So a cable company like Time Warner pays the owners of channels a huge amount of money for the right to deliver those channels to customers' homes. But lately Time Warner has been delivering those same shows to iPads, arguing that they have the right to do so. Companies like Viacom, who own the channels in question, see this as essentially theft and they're furious with Time Warner, which began a PR campaign yesterday touting the benefit of "more freedom to watch on more screens" and wondering, "Why do some TV networks want to take it away?"
To stream programs from Time Warner Cable, customers download an iPad app through the Apple iTunes store, log in to verify their account, and choose from a selection of live channels like CNN and Comedy Central. The iPad app only works inside the home, and only for customers who receive both television and Internet from the operator.
Other cable television operators say they are coming out with their own streaming apps soon. Cablevision's app could come out this week.

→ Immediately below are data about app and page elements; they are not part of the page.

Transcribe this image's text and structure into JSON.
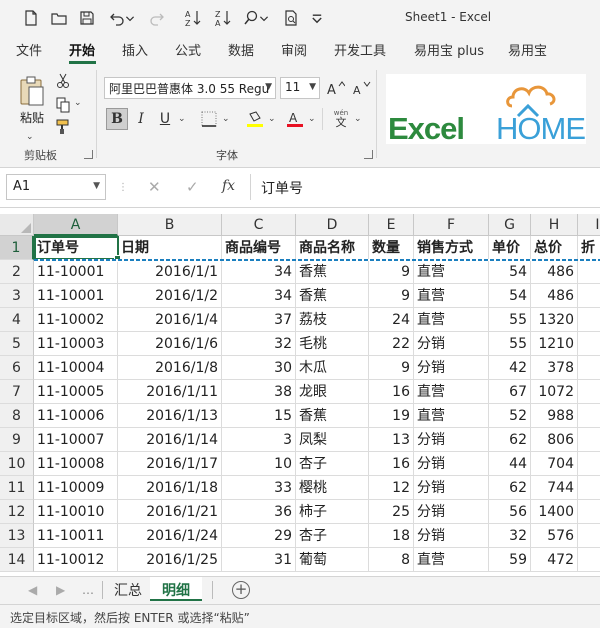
{
  "window": {
    "title": "Sheet1  -  Excel"
  },
  "ribbon_tabs": [
    "文件",
    "开始",
    "插入",
    "公式",
    "数据",
    "审阅",
    "开发工具",
    "易用宝 plus",
    "易用宝"
  ],
  "active_tab": "开始",
  "clipboard": {
    "paste_label": "粘贴",
    "group_label": "剪贴板"
  },
  "font": {
    "name": "阿里巴巴普惠体 3.0 55 Regu",
    "size": "11",
    "group_label": "字体",
    "wen_label": "wén",
    "wen_char": "文"
  },
  "logo": {
    "excel": "Excel",
    "home": "HOME"
  },
  "formula_bar": {
    "name_box": "A1",
    "formula": "订单号"
  },
  "columns": [
    "A",
    "B",
    "C",
    "D",
    "E",
    "F",
    "G",
    "H",
    "I"
  ],
  "table": {
    "headers": [
      "订单号",
      "日期",
      "商品编号",
      "商品名称",
      "数量",
      "销售方式",
      "单价",
      "总价",
      "折"
    ],
    "rows": [
      [
        "11-10001",
        "2016/1/1",
        "34",
        "香蕉",
        "9",
        "直营",
        "54",
        "486"
      ],
      [
        "11-10001",
        "2016/1/2",
        "34",
        "香蕉",
        "9",
        "直营",
        "54",
        "486"
      ],
      [
        "11-10002",
        "2016/1/4",
        "37",
        "荔枝",
        "24",
        "直营",
        "55",
        "1320"
      ],
      [
        "11-10003",
        "2016/1/6",
        "32",
        "毛桃",
        "22",
        "分销",
        "55",
        "1210"
      ],
      [
        "11-10004",
        "2016/1/8",
        "30",
        "木瓜",
        "9",
        "分销",
        "42",
        "378"
      ],
      [
        "11-10005",
        "2016/1/11",
        "38",
        "龙眼",
        "16",
        "直营",
        "67",
        "1072"
      ],
      [
        "11-10006",
        "2016/1/13",
        "15",
        "香蕉",
        "19",
        "直营",
        "52",
        "988"
      ],
      [
        "11-10007",
        "2016/1/14",
        "3",
        "凤梨",
        "13",
        "分销",
        "62",
        "806"
      ],
      [
        "11-10008",
        "2016/1/17",
        "10",
        "杏子",
        "16",
        "分销",
        "44",
        "704"
      ],
      [
        "11-10009",
        "2016/1/18",
        "33",
        "樱桃",
        "12",
        "分销",
        "62",
        "744"
      ],
      [
        "11-10010",
        "2016/1/21",
        "36",
        "柿子",
        "25",
        "分销",
        "56",
        "1400"
      ],
      [
        "11-10011",
        "2016/1/24",
        "29",
        "杏子",
        "18",
        "分销",
        "32",
        "576"
      ],
      [
        "11-10012",
        "2016/1/25",
        "31",
        "葡萄",
        "8",
        "直营",
        "59",
        "472"
      ]
    ]
  },
  "row_numbers": [
    "1",
    "2",
    "3",
    "4",
    "5",
    "6",
    "7",
    "8",
    "9",
    "10",
    "11",
    "12",
    "13",
    "14"
  ],
  "sheets": [
    "汇总",
    "明细"
  ],
  "active_sheet": "明细",
  "status": {
    "message": "选定目标区域，然后按 ENTER 或选择“粘贴”"
  },
  "colors": {
    "accent": "#217346",
    "logo_green": "#2d8a3e",
    "logo_blue": "#3aa0d8"
  }
}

But some channel owners say that companies like Time Warner Cable should be consulting with them more closely before introducing new products. "Portability is a different business proposition," said an executive at one of the major channel owners, suggesting that there should be a premium paid for the ability to take a TV show into bed or into the bathtub. One commercial for Time Warner Cable's app actually shows a person watching TV on a tablet while taking a bath.